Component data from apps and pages
'''

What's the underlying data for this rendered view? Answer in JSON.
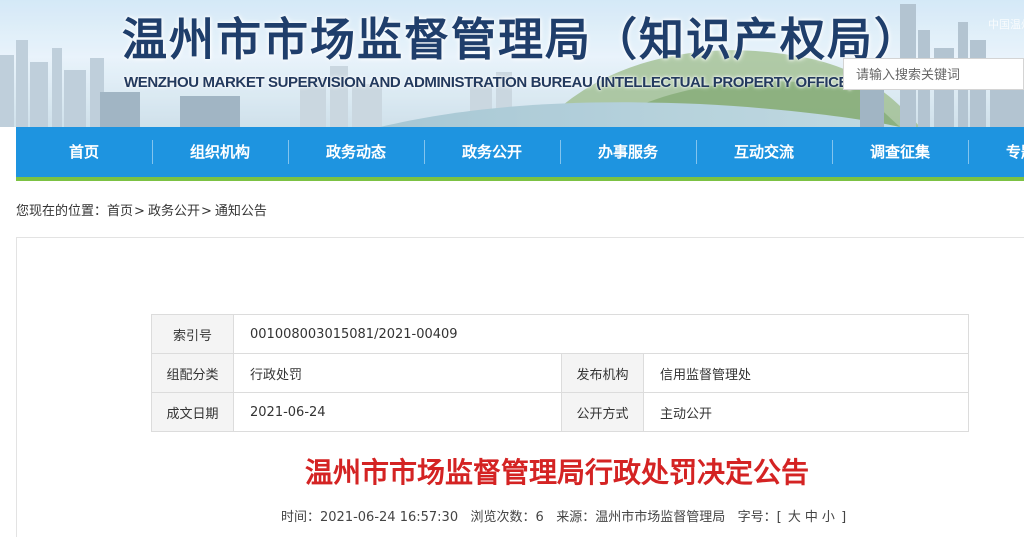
{
  "header": {
    "title": "温州市市场监督管理局（知识产权局）",
    "subtitle": "WENZHOU MARKET SUPERVISION AND ADMINISTRATION BUREAU (INTELLECTUAL PROPERTY OFFICE)",
    "corner_text": "中国温州",
    "search_placeholder": "请输入搜索关键词"
  },
  "nav": {
    "items": [
      {
        "label": "首页"
      },
      {
        "label": "组织机构"
      },
      {
        "label": "政务动态"
      },
      {
        "label": "政务公开"
      },
      {
        "label": "办事服务"
      },
      {
        "label": "互动交流"
      },
      {
        "label": "调查征集"
      },
      {
        "label": "专题专栏"
      }
    ]
  },
  "breadcrumb": {
    "prefix": "您现在的位置：",
    "items": [
      "首页",
      "政务公开",
      "通知公告"
    ],
    "separator": ">"
  },
  "meta": {
    "index_label": "索引号",
    "index_value": "001008003015081/2021-00409",
    "category_label": "组配分类",
    "category_value": "行政处罚",
    "publisher_label": "发布机构",
    "publisher_value": "信用监督管理处",
    "date_label": "成文日期",
    "date_value": "2021-06-24",
    "disclosure_label": "公开方式",
    "disclosure_value": "主动公开"
  },
  "article": {
    "title": "温州市市场监督管理局行政处罚决定公告",
    "time_label": "时间：",
    "time_value": "2021-06-24 16:57:30",
    "views_label": "浏览次数：",
    "views_value": "6",
    "source_label": "来源：",
    "source_value": "温州市市场监督管理局",
    "fontsize_label": "字号：",
    "fontsize_open": "[",
    "fontsize_large": "大",
    "fontsize_medium": "中",
    "fontsize_small": "小",
    "fontsize_close": "]"
  },
  "colors": {
    "nav_bg": "#1e94e0",
    "nav_accent": "#7cc243",
    "title_red": "#d42323",
    "header_text": "#1f3e6b"
  }
}
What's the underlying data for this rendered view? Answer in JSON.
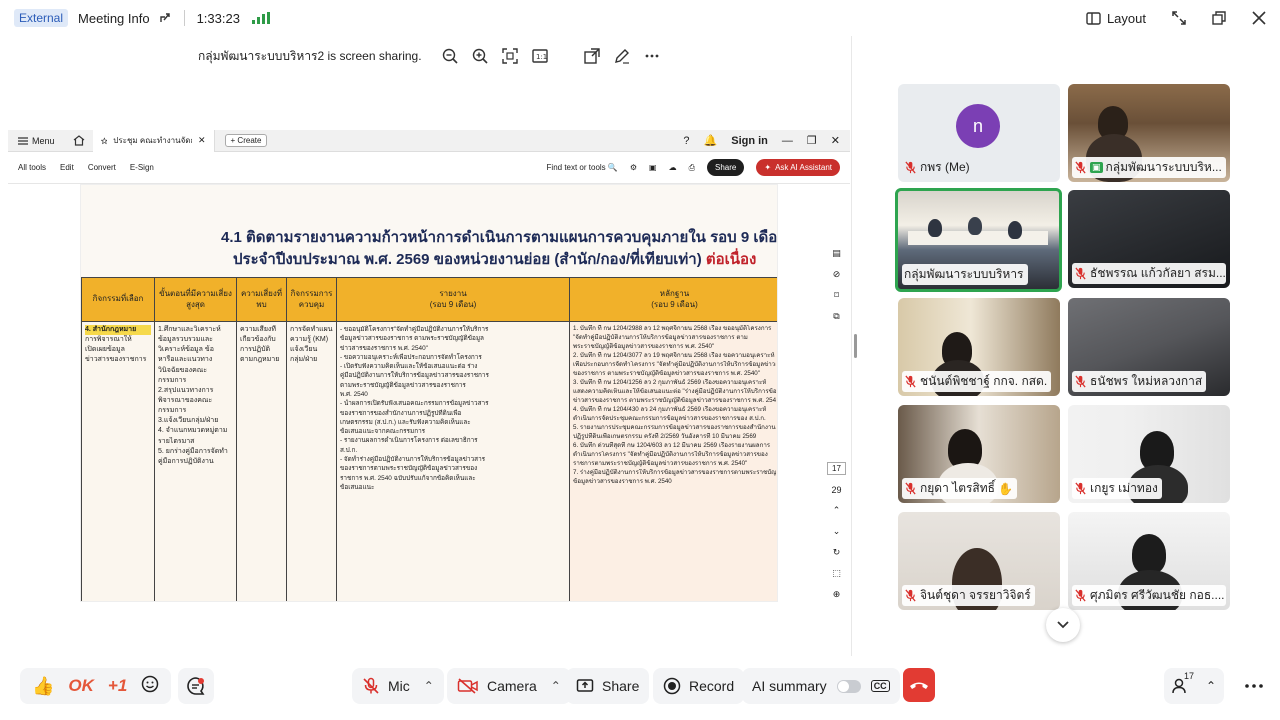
{
  "topbar": {
    "external_label": "External",
    "meeting_info_label": "Meeting Info",
    "timer": "1:33:23",
    "layout_label": "Layout"
  },
  "share_notice": {
    "text": "กลุ่มพัฒนาระบบบริหาร2 is screen sharing."
  },
  "pdf": {
    "menu_label": "Menu",
    "tab_title": "ประชุม คณะทำงานจัดการระบบ...",
    "create_label": "Create",
    "sign_in_label": "Sign in",
    "toolbar_items": [
      "All tools",
      "Edit",
      "Convert",
      "E-Sign"
    ],
    "find_label": "Find text or tools",
    "share_label": "Share",
    "ai_label": "Ask AI Assistant",
    "page_current": "17",
    "page_total": "29",
    "title_line1": "4.1 ติดตามรายงานความก้าวหน้าการดำเนินการตามแผนการควบคุมภายใน รอบ 9 เดือน",
    "title_line2_main": "ประจำปีงบประมาณ พ.ศ. 2569 ของหน่วยงานย่อย (สำนัก/กอง/ที่เทียบเท่า)",
    "title_line2_red": "ต่อเนื่อง",
    "headers": [
      "กิจกรรมที่เลือก",
      "ขั้นตอนที่มีความเสี่ยงสูงสุด",
      "ความเสี่ยงที่พบ",
      "กิจกรรมการควบคุม",
      "รายงาน\n(รอบ 9 เดือน)",
      "หลักฐาน\n(รอบ 9 เดือน)"
    ],
    "col1_highlight": "4. สำนักกฎหมาย",
    "col1_lines": [
      "การพิจารณาให้",
      "เปิดเผยข้อมูล",
      "ข่าวสารของราชการ"
    ],
    "col2_lines": [
      "1.ศึกษาและวิเคราะห์",
      "ข้อมูลรวบรวมและ",
      "วิเคราะห์ข้อมูล ข้อ",
      "หารือและแนวทาง",
      "วินิจฉัยของคณะ",
      "กรรมการ",
      "2.สรุปแนวทางการ",
      "พิจารณาของคณะ",
      "กรรมการ",
      "3.แจ้งเวียนกลุ่ม/ฝ่าย",
      "4. จำแนกหมวดหมู่ตาม",
      "รายไตรมาส",
      "5. ยกร่างคู่มือการจัดทำ",
      "คู่มือการปฏิบัติงาน"
    ],
    "col3_lines": [
      "ความเสี่ยงที่",
      "เกี่ยวข้องกับ",
      "การปฏิบัติ",
      "ตามกฎหมาย"
    ],
    "col4_lines": [
      "การจัดทำแผน",
      "ความรู้ (KM)",
      "แจ้งเวียน",
      "กลุ่ม/ฝ่าย"
    ],
    "col5_lines": [
      "- ขออนุมัติโครงการ\"จัดทำคู่มือปฏิบัติงานการให้บริการ",
      "ข้อมูลข่าวสารของราชการ ตามพระราชบัญญัติข้อมูล",
      "ข่าวสารของราชการ พ.ศ. 2540\"",
      "- ขอความอนุเคราะห์เพื่อประกอบการจัดทำโครงการ",
      "- เปิดรับฟังความคิดเห็นและให้ข้อเสนอแนะต่อ ร่าง",
      "คู่มือปฏิบัติงานการให้บริการข้อมูลข่าวสารของราชการ",
      "ตามพระราชบัญญัติข้อมูลข่าวสารของราชการ",
      "พ.ศ. 2540",
      "- นำผลการเปิดรับฟังเสนอคณะกรรมการข้อมูลข่าวสาร",
      "ของราชการของสำนักงานการปฏิรูปที่ดินเพื่อ",
      "เกษตรกรรม (ส.ป.ก.) และรับฟังความคิดเห็นและ",
      "ข้อเสนอแนะจากคณะกรรมการ",
      "- รายงานผลการดำเนินการโครงการ ต่อเลขาธิการ",
      "ส.ป.ก.",
      "- จัดทำร่างคู่มือปฏิบัติงานการให้บริการข้อมูลข่าวสาร",
      "ของราชการตามพระราชบัญญัติข้อมูลข่าวสารของ",
      "ราชการ พ.ศ. 2540 ฉบับปรับแก้จากข้อคิดเห็นและ",
      "ข้อเสนอแนะ"
    ],
    "col6_lines": [
      "1. บันทึก ที่ กษ 1204/2988 ลว 12 พฤศจิกายน 2568 เรื่อง ขออนุมัติโครงการ",
      "\"จัดทำคู่มือปฏิบัติงานการให้บริการข้อมูลข่าวสารของราชการ ตาม",
      "พระราชบัญญัติข้อมูลข่าวสารของราชการ พ.ศ. 2540\"",
      "2. บันทึก ที่ กษ 1204/3077 ลว 19 พฤศจิกายน 2568 เรื่อง ขอความอนุเคราะห์",
      "เพื่อประกอบการจัดทำโครงการ \"จัดทำคู่มือปฏิบัติงานการให้บริการข้อมูลข่าวสาร",
      "ของราชการ ตามพระราชบัญญัติข้อมูลข่าวสารของราชการ พ.ศ. 2540\"",
      "3. บันทึก ที่ กษ 1204/1256 ลว 2 กุมภาพันธ์ 2569 เรื่องขอความอนุเคราะห์",
      "แสดงความคิดเห็นและให้ข้อเสนอแนะต่อ \"ร่างคู่มือปฏิบัติงานการให้บริการข้อมูล",
      "ข่าวสารของราชการ ตามพระราชบัญญัติข้อมูลข่าวสารของราชการ พ.ศ. 2540\"",
      "4. บันทึก ที่ กษ 1204/430 ลว 24 กุมภาพันธ์ 2569 เรื่องขอความอนุเคราะห์",
      "ดำเนินการจัดประชุมคณะกรรมการข้อมูลข่าวสารของราชการของ ส.ป.ก.",
      "5. รายงานการประชุมคณะกรรมการข้อมูลข่าวสารของราชการของสำนักงาน",
      "ปฏิรูปที่ดินเพื่อเกษตรกรรม ครั้งที่ 2/2569 วันอังคารที่ 10 มีนาคม 2569",
      "6. บันทึก ด่วนที่สุดที่ กษ 1204/603 ลว 12 มีนาคม 2569 เรื่องรายงานผลการ",
      "ดำเนินการโครงการ \"จัดทำคู่มือปฏิบัติงานการให้บริการข้อมูลข่าวสารของ",
      "ราชการตามพระราชบัญญัติข้อมูลข่าวสารของราชการ พ.ศ. 2540\"",
      "7. ร่างคู่มือปฏิบัติงานการให้บริการข้อมูลข่าวสารของราชการตามพระราชบัญญัติ",
      "ข้อมูลข่าวสารของราชการ พ.ศ. 2540"
    ]
  },
  "participants": [
    {
      "name": "กพร (Me)",
      "avatar_letter": "n"
    },
    {
      "name": "กลุ่มพัฒนาระบบบริห..."
    },
    {
      "name": "กลุ่มพัฒนาระบบบริหาร"
    },
    {
      "name": "ธัชพรรณ แก้วกัลยา สรม...."
    },
    {
      "name": "ชนันต์พิชชาฐ์ กกจ. กสด."
    },
    {
      "name": "ธนัชพร ใหม่หลวงกาส"
    },
    {
      "name": "กยุดา ไตรสิทธิ์"
    },
    {
      "name": "เกยูร เม่าทอง"
    },
    {
      "name": "จินต์ชุดา จรรยาวิจิตร์"
    },
    {
      "name": "ศุภมิตร ศรีวัฒนชัย กอธ...."
    }
  ],
  "controls": {
    "ok_label": "OK",
    "plus_one_label": "+1",
    "mic_label": "Mic",
    "camera_label": "Camera",
    "share_label": "Share",
    "record_label": "Record",
    "ai_summary_label": "AI summary",
    "cc_label": "CC",
    "participant_count": "17"
  },
  "colors": {
    "accent_green": "#2ea44f",
    "hangup_red": "#e23b33",
    "table_header": "#f1b12a",
    "avatar_purple": "#7b3fb4"
  }
}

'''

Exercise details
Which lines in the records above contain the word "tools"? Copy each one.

Result of the exercise
      "All tools",
    "find_label": "Find text or tools",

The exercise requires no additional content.